       columns, but the last one is the URI.
        # name   meaning
        = ====== ===========================================================
        1 file   name of cache file eximed which matches the  regular  expres-
        2 status return result of purge request, "  0" in print mode.
        3 size   object size including stored headers, not file size.
        4 uri    perceived uri

       Example for non-verbose output in print-mode:

       /cache3/00/00/0000004A        0          5682     http://graphics.user-

       In verbose mode, additional columns are inserted before the  uri.  Time
       stamps  are  reported  using hexadecimal notation, and Squid's standard
       for reporting "no such timestamp" == -1, and "unparsable timestamp"  ==
        # name   meaning
        = ====== ===========================================================
        1 file   name of cache file eximed which matches the re.
        2 status return result of purge request, "  0" in print mode "-P 0".
        3 size   object size including stored headers, not file size.
        4 md5    MD5 of URI from file, or "(no_md5_data_available)" string.
        5 ts     UTC of Value of Date: header in hex notation
        6 lr     UTC of last time the object was referenced
        7 ex     UTC of Expires: header
        8 lr     UTC of Last-Modified: header
        9  flags   Value of objects flags field in hex, see: Programmers Guide
       10  refcnt  number  of  times  the  object  was  referenced.   11   uri
       STORE_META_URL  uri  or  "strange_file"  Example  for verbose output in
       print-mode:         /cache1/00/00/000000B7           0              406
       7CFCB1D319F158ADC9CFD991BB8F6DCE  397d449b  39bf677b  ffffffff 3820abfc
       0460     1  http://www.netscape.com/images/nc_vera_tile.gif

       Purge does not slow rebuild the cache for you.

       It is still relatively slow, especially if your machine is low on  mem-
       ory  and/or  unable to hold all OS directory cache entries in main mem-

       Should never be used on "busy" caches with purge modes higher than 1.

       1) use the stat() result on weird files to have a look at  their  ctime
       and  mtime.  If  they  are younger than, lets say 30 seconds, they were
       just created by squid and should not be removed.

       2) Add a query before  purging  objects  or  removing  files,  and  add
       another option to remove nagging for the experienced user.

       3) The reported object size may be off by one.

       This  program  and  manual  was  written  by  Santiago  Garcia Mantinan
       <manty@debian.org> Amos Jeffries <amosjeffries@squid-cache.org>

       Based on original squidpurge README.

        * Copyright (C) 1996-2021 The Squid Software Foundation and  contribu-
        * Squid software is distributed under GPLv2+ license and includes
        * contributions from numerous individuals and organizations.
        * Please see the COPYING and CONTRIBUTORS files for details.

       Questions  on  the usage of this program can be sent to the Squid Users
       mailing list <squid-users@lists.squid-cache.org>

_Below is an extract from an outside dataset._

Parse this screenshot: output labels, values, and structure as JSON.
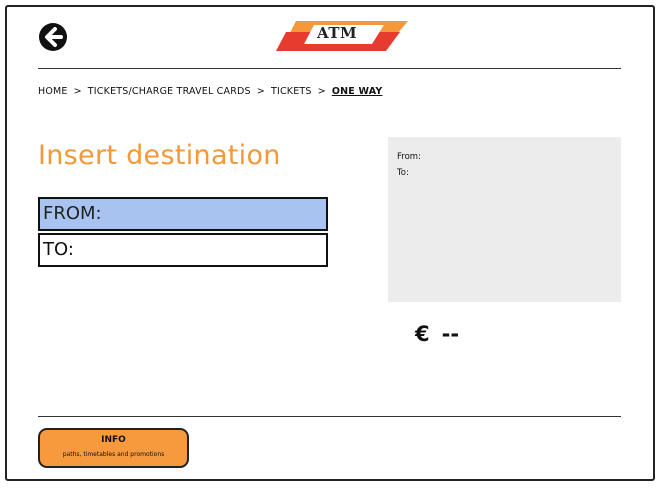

       See http://wiki.squid-cache.org/SquidFaq/BugReporting  for  details  of
       what you need to include with your bug report.

       Report bugs or bug fixes using http://bugs.squid-cache.org/

       Report  serious  security  bugs  to Squid Bugs <squid-bugs@lists.squid-

       Report ideas for new improvements to the Squid Developers mailing  list

       See attributes(7) for descriptions of the following attributes:

       |Availability   | web/proxy/squid  |
       |Stability      | Uncommitted      |

       squid(8), squidclient(1) cachemgr.cgi(8)

       Source  code  for open source software components in Oracle Solaris can
       be found at https://www.oracle.com/downloads/opensource/solaris-source-

       This     software     was    built    from    source    available    at
       https://github.com/oracle/solaris-userland.   The  original   community
       source    was    downloaded    from     http://www.squid-cache.org/Ver-

       Further information about this software can be found on the open source
       community website at http://www.squid-cache.org/.

                               October 12, 2014                       purge(8)